Blue Wave: Near the Casquet Rocks dates from 1881. 1

Whistler visited Guernsey and Jersey in October 1881. On 9 October he tried to persuade his friend, the artist Matthew Robinson Elden (1839-1885) to join him, saying 'I propose to be away for 10 days or a couple of weeks.' 2 Later he described the hazards of the trip to his sister-in-law, Helen ('Nellie') Euphrosyne Whistler (1849-1917):

'I only got here on Saturday morning - after a trip - if you can call it [a] trip - of the wildest - thirteen and a half hours of pitch and toss until it was a mere chance how I turned up - heads or tails! - At Guernsey then I chucked up the game and went ashore - There I stayed and struggled with wind and weather - and paintboxes with that perseverance that is the peculiarity of this family, as you will know - But what will you - quite hopeless - After being whisked about on the tops of very grand rocks and nearly blown into the sea canvas and all and dragging myself each evening back to the inn a dishevelled wreck of fright and disappointment I ceased a career only fit for an accrobat [sic] and came over to Jersey remembering that you had said it was comparatively flatter! ... not a single picture have I managed yet - though I have tried ever so hard ... However I shall still try - for a few days longer ...

I have had the folly to bring with me lots of boxes and traps enough to produce a Gallery of chef d'oeuvres!' 3

Thomas Robert Way (1861-1913) remembered a painting 'of a vast deep blue wave, painted near the Casquet rocks', as one of several 'which I have never seen since.' 4


1: YMSM 1980 [more] (cat. no. 231).

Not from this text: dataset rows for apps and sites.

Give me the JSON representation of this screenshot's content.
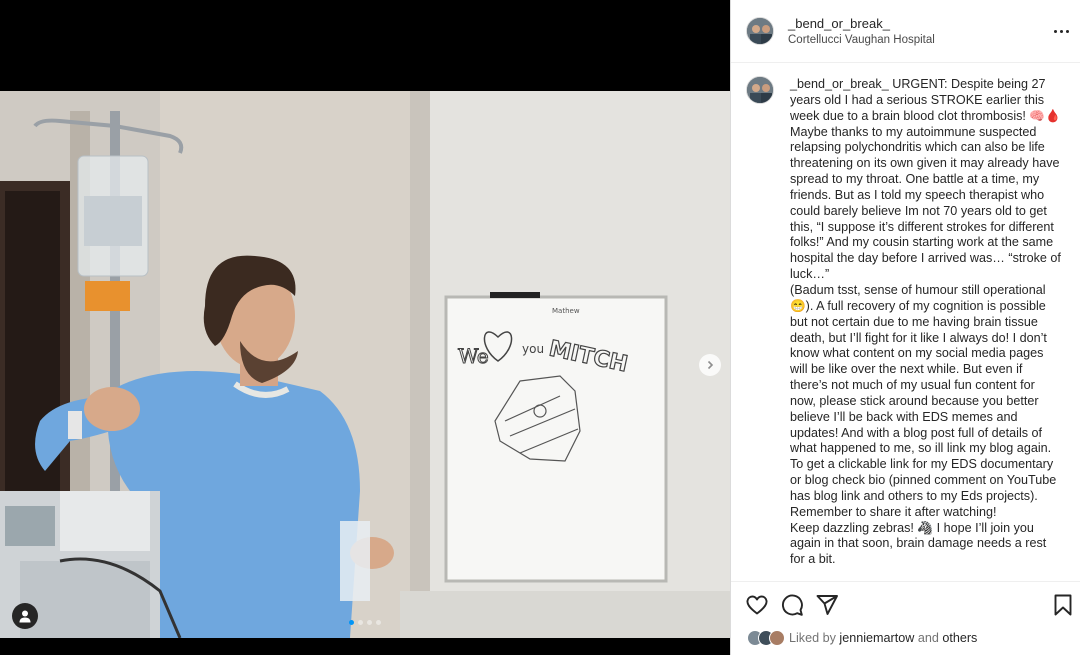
{
  "post": {
    "username": "_bend_or_break_",
    "location": "Cortellucci Vaughan Hospital",
    "avatar_icon": "profile-photo",
    "more_icon": "more-horizontal-icon"
  },
  "caption": {
    "username": "_bend_or_break_",
    "text": "URGENT: Despite being 27 years old I had a serious STROKE earlier this week due to a brain blood clot thrombosis! 🧠🩸\nMaybe thanks to my autoimmune suspected relapsing polychondritis which can also be life threatening on its own given it may already have spread to my throat. One battle at a time, my friends. But as I told my speech therapist who could barely believe Im not 70 years old to get this, “I suppose it’s different strokes for different folks!” And my cousin starting work at the same hospital the day before I arrived was… “stroke of luck…”\n(Badum tsst, sense of humour still operational 😁). A full recovery of my cognition is possible but not certain due to me having brain tissue death, but I’ll fight for it like I always do! I don’t know what content on my social media pages will be like over the next while. But even if there’s not much of my usual fun content for now, please stick around because you better believe I’ll be back with EDS memes and updates! And with a blog post full of details of what happened to me, so ill link my blog again. To get a clickable link for my EDS documentary or blog check bio (pinned comment on YouTube has blog link and others to my Eds projects). Remember to share it after watching!\nKeep dazzling zebras! 🦓 I hope I’ll join you again in that soon, brain damage needs a rest for a bit."
  },
  "photo": {
    "whiteboard_small": "Mathew",
    "whiteboard_we": "We",
    "whiteboard_you": "you",
    "whiteboard_name": "MITCH",
    "carousel_count": 4,
    "carousel_active": 0
  },
  "actions": {
    "like_icon": "heart-icon",
    "comment_icon": "comment-icon",
    "share_icon": "send-icon",
    "save_icon": "bookmark-icon"
  },
  "likes": {
    "prefix": "Liked by",
    "user": "jenniemartow",
    "and": "and",
    "others": "others"
  },
  "colors": {
    "accent": "#0095f6",
    "text": "#262626",
    "muted": "#737373",
    "border": "#dbdbdb"
  }
}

2: 9 October [1881], GUW #12818.

3: [17 October 1881], GUW #06700.

4: Way 1912 [more], p. 59.

Last updated: 3rd January 2021 by Margaret